Whether you are going in for the selection process or are preparing to sit through an entire trial, the first question that may pop into your mind is “What am I going to wear?” followed by “What is even appropriate attire in the court?” Luckily, I feel as though I am a good candidate to assist you in answering this question between my six years of checking in jurors in my county Common Pleas Court and my additional 20 years of being a self-proclaimed clothes hoarder.

First, you could start by calling into the court to inquire if they have a specific dress code. I have worked with a variety of judges who were pretty strict about appropriate juror apparel. I’ve also worked with judges who were just happy jurors showed up. Depending on where you live, they may have a dress code in which they discourage wearing things like open-toed shoes, jeans, or sweatpants. There are also courts that are fairly lenient. However, dress code aside, you should always plan on dressing in a way that is respectful to the courts since this is a formal setting.

The second tip would be to tell you there are things that should never be on your list of possible wardrobe options. Articles like sweatpants, hoodies, basic flip flops, revealing tops (both at the neckline or crop-styled shirts), gym clothes, graphic tees and finally pajama pants (yes – I have seen this more times than I would like to admit). Again, because of the nature of being called for jury duty, it is no shock these clothes items are not appropriate for court.
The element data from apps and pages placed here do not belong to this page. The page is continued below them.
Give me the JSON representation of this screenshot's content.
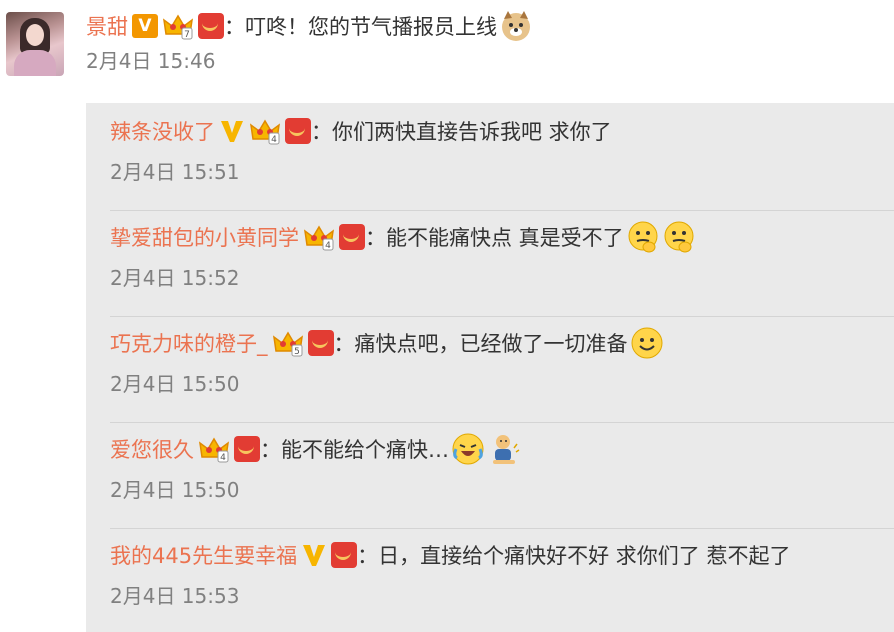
{
  "main": {
    "username": "景甜",
    "text": "叮咚！您的节气播报员上线",
    "time": "2月4日 15:46"
  },
  "colon": "：",
  "vip_label": "V",
  "replies": [
    {
      "username": "辣条没收了",
      "text": "你们两快直接告诉我吧  求你了",
      "time": "2月4日 15:51"
    },
    {
      "username": "挚爱甜包的小黄同学",
      "text": "能不能痛快点 真是受不了",
      "time": "2月4日 15:52"
    },
    {
      "username": "巧克力味的橙子_",
      "text": "痛快点吧，已经做了一切准备",
      "time": "2月4日 15:50"
    },
    {
      "username": "爱您很久",
      "text": "能不能给个痛快…",
      "time": "2月4日 15:50"
    },
    {
      "username": "我的445先生要幸福",
      "text": "日，直接给个痛快好不好  求你们了  惹不起了",
      "time": "2月4日 15:53"
    }
  ],
  "icons": {
    "vip": "vip-badge-icon",
    "crown": "crown-level-icon",
    "redpacket": "red-packet-icon",
    "doge": "doge-emoji-icon",
    "think": "thinking-emoji-icon",
    "smile": "smile-emoji-icon",
    "laugh_cry": "laugh-cry-emoji-icon",
    "squat": "squat-emoji-icon"
  },
  "colors": {
    "username": "#eb7350",
    "vip": "#f39700",
    "redpacket": "#e23c33",
    "reply_bg": "#eaeaea"
  }
}
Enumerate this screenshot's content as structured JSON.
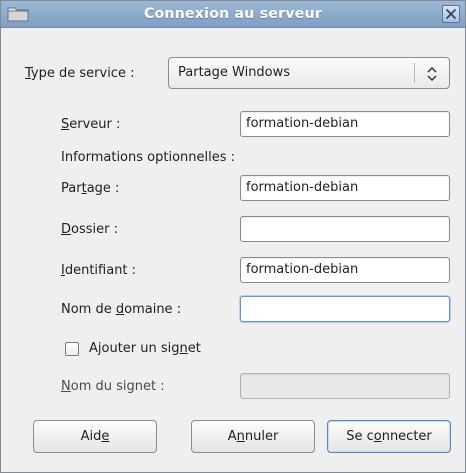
{
  "window": {
    "title": "Connexion au serveur",
    "icons": {
      "window": "folder-icon",
      "close": "close-icon"
    }
  },
  "service_type": {
    "label_mnemonic": "T",
    "label_rest": "ype de service :",
    "selected": "Partage Windows"
  },
  "server": {
    "label_mnemonic": "S",
    "label_rest": "erveur :",
    "value": "formation-debian"
  },
  "optional_heading": "Informations optionnelles :",
  "share": {
    "label_pre": "Par",
    "label_mnemonic": "t",
    "label_rest": "age :",
    "value": "formation-debian"
  },
  "folder": {
    "label_mnemonic": "D",
    "label_rest": "ossier :",
    "value": ""
  },
  "username": {
    "label_mnemonic": "I",
    "label_rest": "dentifiant :",
    "value": "formation-debian"
  },
  "domain": {
    "label_pre": "Nom de ",
    "label_mnemonic": "d",
    "label_rest": "omaine :",
    "value": ""
  },
  "bookmark_checkbox": {
    "label_pre": "Ajouter un sig",
    "label_mnemonic": "n",
    "label_rest": "et",
    "checked": false
  },
  "bookmark_name": {
    "label_mnemonic": "N",
    "label_rest": "om du signet :",
    "value": ""
  },
  "buttons": {
    "help": {
      "pre": "Aid",
      "mnemonic": "e",
      "rest": ""
    },
    "cancel": {
      "pre": "A",
      "mnemonic": "n",
      "rest": "nuler"
    },
    "connect": {
      "pre": "Se c",
      "mnemonic": "o",
      "rest": "nnecter"
    }
  },
  "colors": {
    "titlebar": "#8aaacd",
    "focus": "#6a8fc6",
    "dialog_bg": "#efefef"
  }
}
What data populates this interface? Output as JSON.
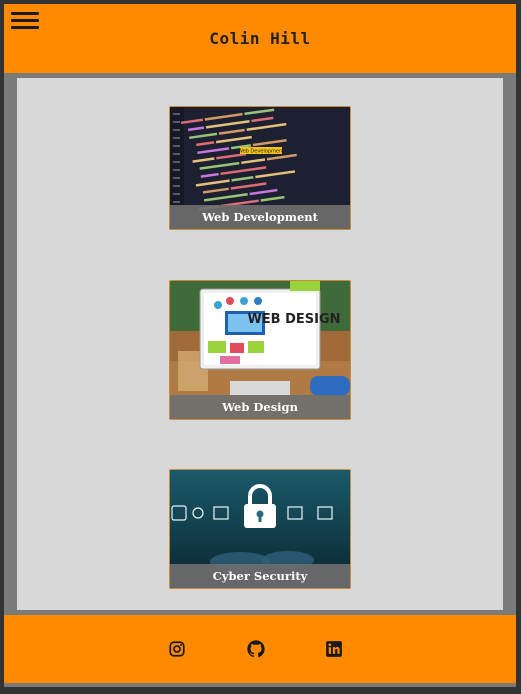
{
  "header": {
    "title": "Colin Hill",
    "menu_icon": "hamburger-menu-icon"
  },
  "cards": [
    {
      "label": "Web Development",
      "image": "code-editor-screenshot",
      "image_tag": "Web Development"
    },
    {
      "label": "Web Design",
      "image": "web-design-desk-illustration",
      "image_text": "WEB DESIGN"
    },
    {
      "label": "Cyber Security",
      "image": "padlock-security-illustration"
    }
  ],
  "footer": {
    "social": [
      {
        "name": "instagram",
        "icon": "instagram-icon"
      },
      {
        "name": "github",
        "icon": "github-icon"
      },
      {
        "name": "linkedin",
        "icon": "linkedin-icon"
      }
    ]
  },
  "colors": {
    "accent": "#ff8a00",
    "background": "#d8d8d8",
    "frame": "#7a7a7a",
    "caption_bg": "#6e6e6e"
  }
}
Think of dressing for court the same way you would want to dress for a professional job interview!

OK, so by now you are probably thinking to yourself “Well, what CAN I wear?” Some good options for men include khaki pants or dress pants with a polo or button-down shirt. Ties for men are usually a point of preference so, by all means, have fun dressing it up! Now, for the ladies, you can’t go wrong with a comfortable dress (length and cut should be appropriate), sensible flats or high heels, a pant suit, dress pants with a seasonal blouse, or even a longer skirt also paired with a nice blouse. On the topic of leggings — since they have been so popular for the last decade — I would discourage you from wearing them to court. It isn’t, however, necessarily on our list of what not to wear. If that is what you have, you can always dress your outfit up with a pair of boots, heeled boots, or even heels. Just be sure to wear an appropriate top that comes down long enough to cover your backside. When all else fails, at the very least, you should dress in a business casual type fashion.

A good idea before such big events is trying on the outfit to see how it feels. If selected as a juror, you will have to sit for many hours and you want to make sure you are as comfortable as you are confident! Make sure you have a comfortable pair of shoes and that none of your clothes are digging in anywhere. Make your clothes weather appropriate. Is this a material you know you get hot in easily because it doesn’t breathe well? Are your pants a little snug when sitting ever since someone dried them a little too long?

Whether you are proud to serve on a jury and are excited to follow through with your civic duty or if you are dreading it and begging not to be picked, the above tips will at least help take some of the worrisome load off your shoulders.